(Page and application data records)
__________________________________________________
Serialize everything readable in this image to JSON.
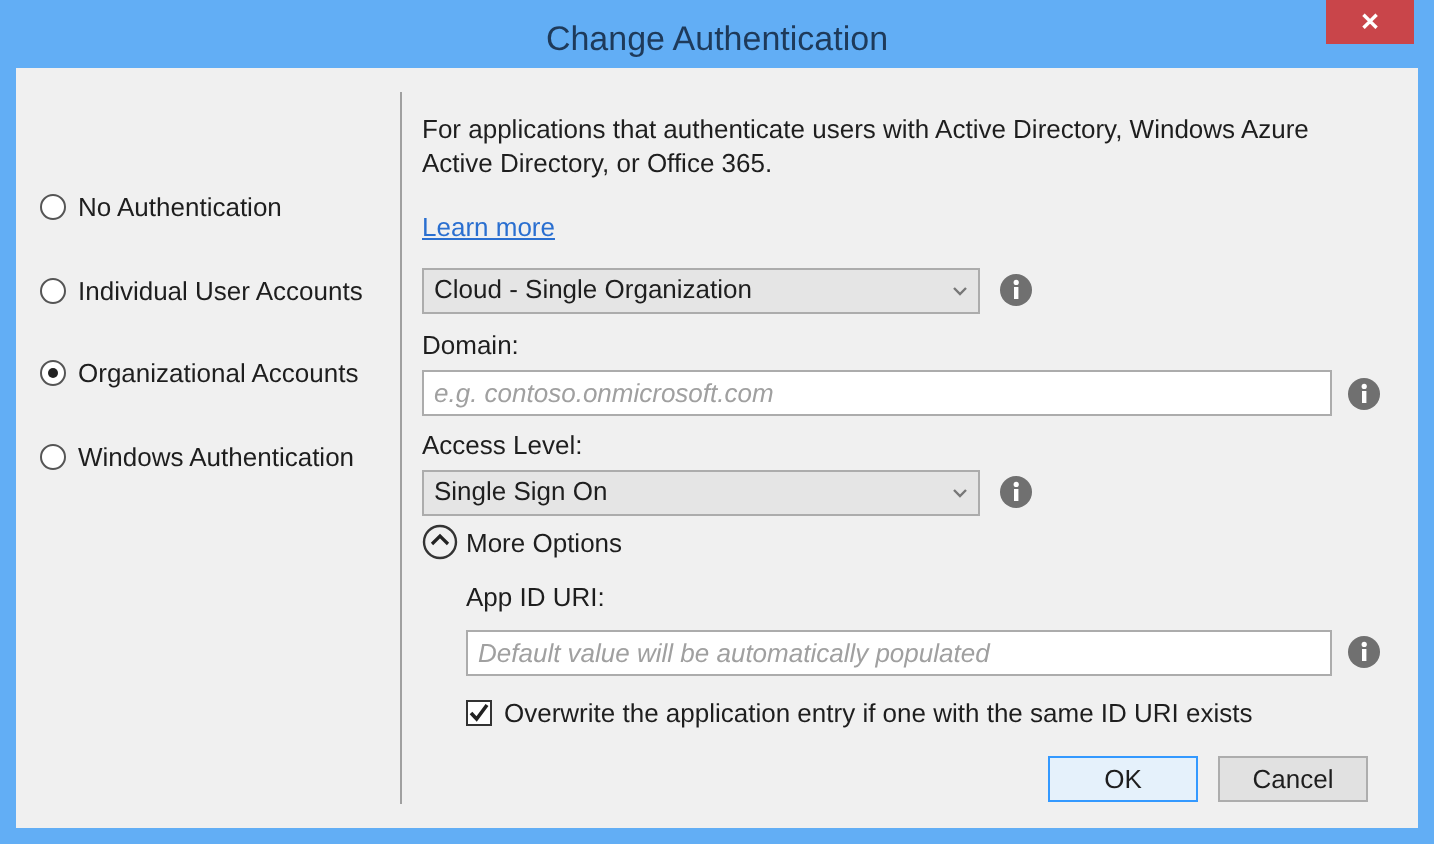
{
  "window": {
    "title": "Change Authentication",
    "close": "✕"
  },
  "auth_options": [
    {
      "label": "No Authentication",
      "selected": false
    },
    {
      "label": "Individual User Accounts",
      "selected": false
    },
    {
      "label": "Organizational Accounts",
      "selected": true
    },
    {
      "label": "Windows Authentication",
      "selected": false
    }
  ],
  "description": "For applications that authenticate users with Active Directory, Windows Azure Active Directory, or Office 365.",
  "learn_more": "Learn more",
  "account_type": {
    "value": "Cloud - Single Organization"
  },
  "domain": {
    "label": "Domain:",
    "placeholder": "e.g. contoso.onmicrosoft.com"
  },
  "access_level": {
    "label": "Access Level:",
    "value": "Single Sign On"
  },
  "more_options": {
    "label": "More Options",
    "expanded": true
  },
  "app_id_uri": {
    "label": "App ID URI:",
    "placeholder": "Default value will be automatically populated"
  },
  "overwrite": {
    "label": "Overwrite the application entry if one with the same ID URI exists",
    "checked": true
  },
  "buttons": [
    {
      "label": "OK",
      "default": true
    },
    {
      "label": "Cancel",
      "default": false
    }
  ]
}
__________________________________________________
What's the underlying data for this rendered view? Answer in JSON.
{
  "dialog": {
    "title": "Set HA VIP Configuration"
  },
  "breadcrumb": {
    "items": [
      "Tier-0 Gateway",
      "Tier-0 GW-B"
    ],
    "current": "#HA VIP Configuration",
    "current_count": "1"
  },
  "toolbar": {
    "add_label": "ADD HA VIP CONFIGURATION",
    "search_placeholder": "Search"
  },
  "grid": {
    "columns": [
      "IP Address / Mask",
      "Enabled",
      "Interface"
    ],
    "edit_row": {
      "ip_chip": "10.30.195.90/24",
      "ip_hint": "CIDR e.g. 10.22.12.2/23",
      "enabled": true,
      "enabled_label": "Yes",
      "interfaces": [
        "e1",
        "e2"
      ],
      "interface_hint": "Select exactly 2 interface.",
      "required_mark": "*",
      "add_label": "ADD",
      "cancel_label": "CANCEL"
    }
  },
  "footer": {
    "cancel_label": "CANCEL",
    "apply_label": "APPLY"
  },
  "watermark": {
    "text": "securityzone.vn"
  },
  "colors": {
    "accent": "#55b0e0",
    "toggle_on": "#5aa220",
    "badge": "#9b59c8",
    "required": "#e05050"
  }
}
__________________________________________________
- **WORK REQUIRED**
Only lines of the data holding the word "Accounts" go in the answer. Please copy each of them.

- **TASK RESPONSE**
      "label": "Individual User Accounts",
      "label": "Organizational Accounts",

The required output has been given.